With a court sentence that handed Move Forward Party (MFP) MP Pita Limjaroenrat a suspended jail term for his role in a flash mob in 2019, the power games between the old powers and the left-leaning party have intensified to another level.
In its Feb 5 verdict, the court found Mr Pita and key political figures, including Thanathorn Juangroongruangkit, former leader of the now-disbanded Future Forward Party and head of the Progressive Movement, and Piyabutr Saengkanokkul, secretary-general of the movement, as well as Pannika Wanich, the spokeswoman, guilty of organising a flash mob on the skywalk near the train station at Pathumwan intersection and within 150 metres of Sa Pathum Villa. The flash mob, the judge said, affected train services, preventing people from using a public place.

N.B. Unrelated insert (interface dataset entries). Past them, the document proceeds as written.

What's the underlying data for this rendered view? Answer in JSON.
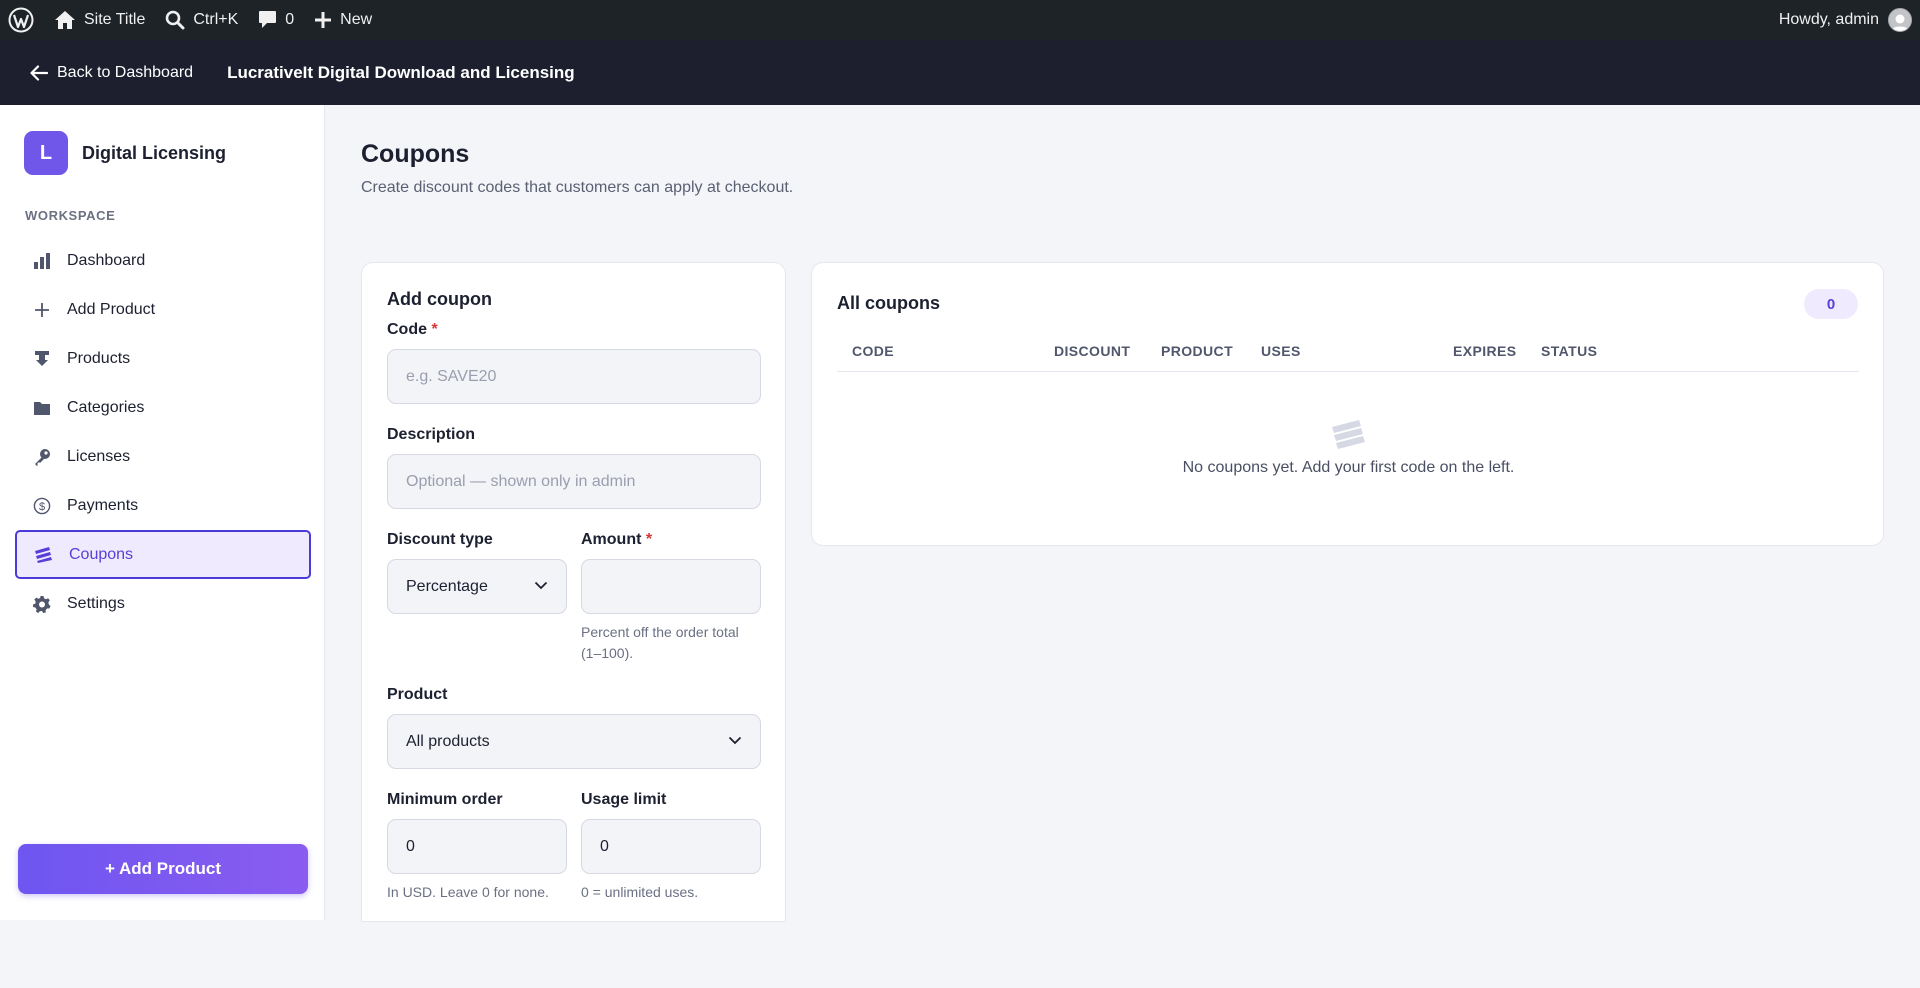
{
  "adminbar": {
    "site_title": "Site Title",
    "search_shortcut": "Ctrl+K",
    "comments_count": "0",
    "new_label": "New",
    "howdy": "Howdy, admin"
  },
  "header": {
    "back_label": "Back to Dashboard",
    "plugin_name": "LucrativeIt Digital Download and Licensing"
  },
  "sidebar": {
    "brand_letter": "L",
    "brand_name": "Digital Licensing",
    "section_label": "WORKSPACE",
    "items": [
      {
        "label": "Dashboard",
        "icon": "bar-chart-icon"
      },
      {
        "label": "Add Product",
        "icon": "plus-icon"
      },
      {
        "label": "Products",
        "icon": "download-icon"
      },
      {
        "label": "Categories",
        "icon": "folder-icon"
      },
      {
        "label": "Licenses",
        "icon": "key-icon"
      },
      {
        "label": "Payments",
        "icon": "dollar-icon"
      },
      {
        "label": "Coupons",
        "icon": "tickets-icon",
        "active": true
      },
      {
        "label": "Settings",
        "icon": "gear-icon"
      }
    ],
    "add_button": "+ Add Product"
  },
  "page": {
    "title": "Coupons",
    "subtitle": "Create discount codes that customers can apply at checkout."
  },
  "form": {
    "title": "Add coupon",
    "code_label": "Code",
    "code_placeholder": "e.g. SAVE20",
    "required_mark": "*",
    "description_label": "Description",
    "description_placeholder": "Optional — shown only in admin",
    "discount_type_label": "Discount type",
    "discount_type_value": "Percentage",
    "amount_label": "Amount",
    "amount_value": "",
    "amount_help": "Percent off the order total (1–100).",
    "product_label": "Product",
    "product_value": "All products",
    "min_order_label": "Minimum order",
    "min_order_value": "0",
    "min_order_help": "In USD. Leave 0 for none.",
    "usage_limit_label": "Usage limit",
    "usage_limit_value": "0",
    "usage_limit_help": "0 = unlimited uses."
  },
  "list": {
    "title": "All coupons",
    "count": "0",
    "columns": [
      "CODE",
      "DISCOUNT",
      "PRODUCT",
      "USES",
      "EXPIRES",
      "STATUS"
    ],
    "empty_text": "No coupons yet. Add your first code on the left."
  },
  "colors": {
    "accent": "#7057ea",
    "admin_bar": "#1d2327",
    "plugin_header": "#1d1f2e",
    "background": "#f4f5f9"
  }
}
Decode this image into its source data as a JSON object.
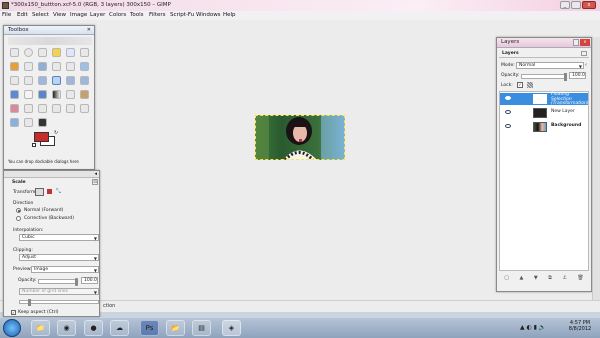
{
  "window": {
    "title": "*300x150_buttton.xcf-5.0 (RGB, 3 layers) 300x150 – GIMP",
    "menus": [
      "File",
      "Edit",
      "Select",
      "View",
      "Image",
      "Layer",
      "Colors",
      "Tools",
      "Filters",
      "Script-Fu",
      "Windows",
      "Help"
    ]
  },
  "toolbox": {
    "title": "Toolbox",
    "close_glyph": "✕",
    "hint": "You can drop dockable dialogs here",
    "fg_color": "#c62c2c",
    "bg_color": "#ffffff"
  },
  "tool_options": {
    "tool_name": "Scale",
    "transform_label": "Transform:",
    "direction_label": "Direction",
    "direction_options": [
      "Normal (Forward)",
      "Corrective (Backward)"
    ],
    "interpolation_label": "Interpolation:",
    "interpolation_value": "Cubic",
    "clipping_label": "Clipping:",
    "clipping_value": "Adjust",
    "preview_label": "Preview:",
    "preview_value": "Image",
    "opacity_label": "Opacity:",
    "opacity_value": "100.0",
    "grid_lines_placeholder": "Number of grid lines",
    "grid_lines_value": "15",
    "keep_aspect_label": "Keep aspect  (Ctrl)"
  },
  "status": {
    "text": "ction"
  },
  "layers": {
    "window_title": "Layers",
    "panel_title": "Layers",
    "mode_label": "Mode:",
    "mode_value": "Normal",
    "opacity_label": "Opacity:",
    "opacity_value": "100.0",
    "lock_label": "Lock:",
    "items": [
      {
        "name": "Floating Selection (Transformation)",
        "selected": true
      },
      {
        "name": "New Layer",
        "selected": false
      },
      {
        "name": "Background",
        "selected": false
      }
    ],
    "close_glyph": "✕"
  },
  "taskbar": {
    "time": "4:57 PM",
    "date": "8/8/2012"
  }
}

Also facing a suspended jail term in the latest verdict are Pairattachote Chantarakajon, a former FFP election candidate, Nattha Mahatthana, Thanawat Wongchai and Parit Chiwarak.
As the charter prohibits those with jail terms from becoming premier, some legal experts like Jade Donavanik jumped to the conclusion that the sentence strips Mr Pita of his PM candidacy for the MFP. But others argue Mr Pita still has a chance to appeal.
Undeniably, the latest development epitomises a fierce attempt by the old powers to contain, if not eliminate, the left-leaning party -- the most popular political party that scooped more than 14 million votes in the May 14 election. Even though it failed to form a government, its popularity remains unflagging -- and it is touted to perform even better in the next election, as suggested by several opinion polls. Mr Pita has been named the poll favourite of all time.
Mr Pita, currently chief advisor to the MFP, survived his iTV shareholding case on Jan 17. But his triumph did not last long, as the following week, the charter court slapped a tough verdict on the MFP's policy of amending Section 112, the lese majeste law.
The court interpreted the party's move to amend this draconian law as "subverting" the monarchy. The verdict, which was a surprise to most political observers and legal experts, paves the way for the MFP's opponents to seek the party's dissolution, and they wasted no time in whipping the party hard.
If the MFP is dissolved, Mr Pita and the other MFP executives would face the same fate as Mr Thanathorn -- a 10-year ban from politics -- while other MFP members would have to find a new party within 60 days.
If that were not bad enough, the charter court's Jan 31 verdict also placed a group of 44 MFP members -- who in 2021 signed a bill to amend Section 112 -- in trouble as their support for the move led some to question their ethics.
If found guilty, the 44 MPs -- including Mr Pita and several new political stars who are tipped to join the new executive branch of the MFP like Sirikanya Tansakul and Wiroj Lakkhanaadisorn -- would be slapped with lifetime bans from politics, in what is seen as a death sentence for politicians.
Ms Pannika has already been banned because of an old Facebook post that was seen as an insult to the high institution.
The new petition against the 44 MPs was swiftly put forward by Ruengkrai Leekitwattana. But the MPs may still be able to complete their parliamentary terms as the process could drag on for 2-3 years.
While Mr Pita and the MFP are struggling, Pheu Thai is seeking a chance to rebound.
Its de facto leader, Thaksin Shinawatra, is likely to be set free on Feb 18 as he has served one-third of his sentence, and, if so, he would definitely resume his political role.
Previously, Thaksin was given a partial pardon upon his return from self-imposed exile. But instead of staying in jail, he claimed to suffer from a serious illness or multiple ailments that have left him comfortably confined at the Police General Hospital for several months.
Thaksin's presumed jail privileges have upset the public, while Pheu Thai's shift to become a new right party, compromising with the old powers, has cost the party substantial public support. Thaksin will have a tough job trying to restore the party while beating the MFP -- its former friend turned foe.
Despite this looming problem, the MFP remains undaunted. The party, with strong aspirations for change, has a strong belief that it will bounce back even stronger with a wider support base. This happened before when it was reincarnated as the MFP after the FFP was dissolved, and it emerged as the biggest poll winner last year.
MFP supporters and sympathisers are tremendously disappointed with the MFP's fate, but they are not willing to take to the streets for fear of a political backlash -- a chance for the military to seek justification to step in as it did with the last coup in 2014.
Yet public sympathies can turn into votes when the people hit the booths, as we witnessed on May 14. The former powers must be aware of the risk of triggering a boomerang effect in cornering the MFP and disregarding its huge public support.
Meanwhile, the MFP has firmly focussed on local politics, eyeing provincial administrative organisation elections, which are set to take place early next year.
Such a strategy, known in Thai as paa lom muang -- which roughly translates as an extensive forest surrounding the city -- is a political metaphor that highlights how a change in momentum often starts from the outside.
Only time will tell if the MFP can eventually make it happen.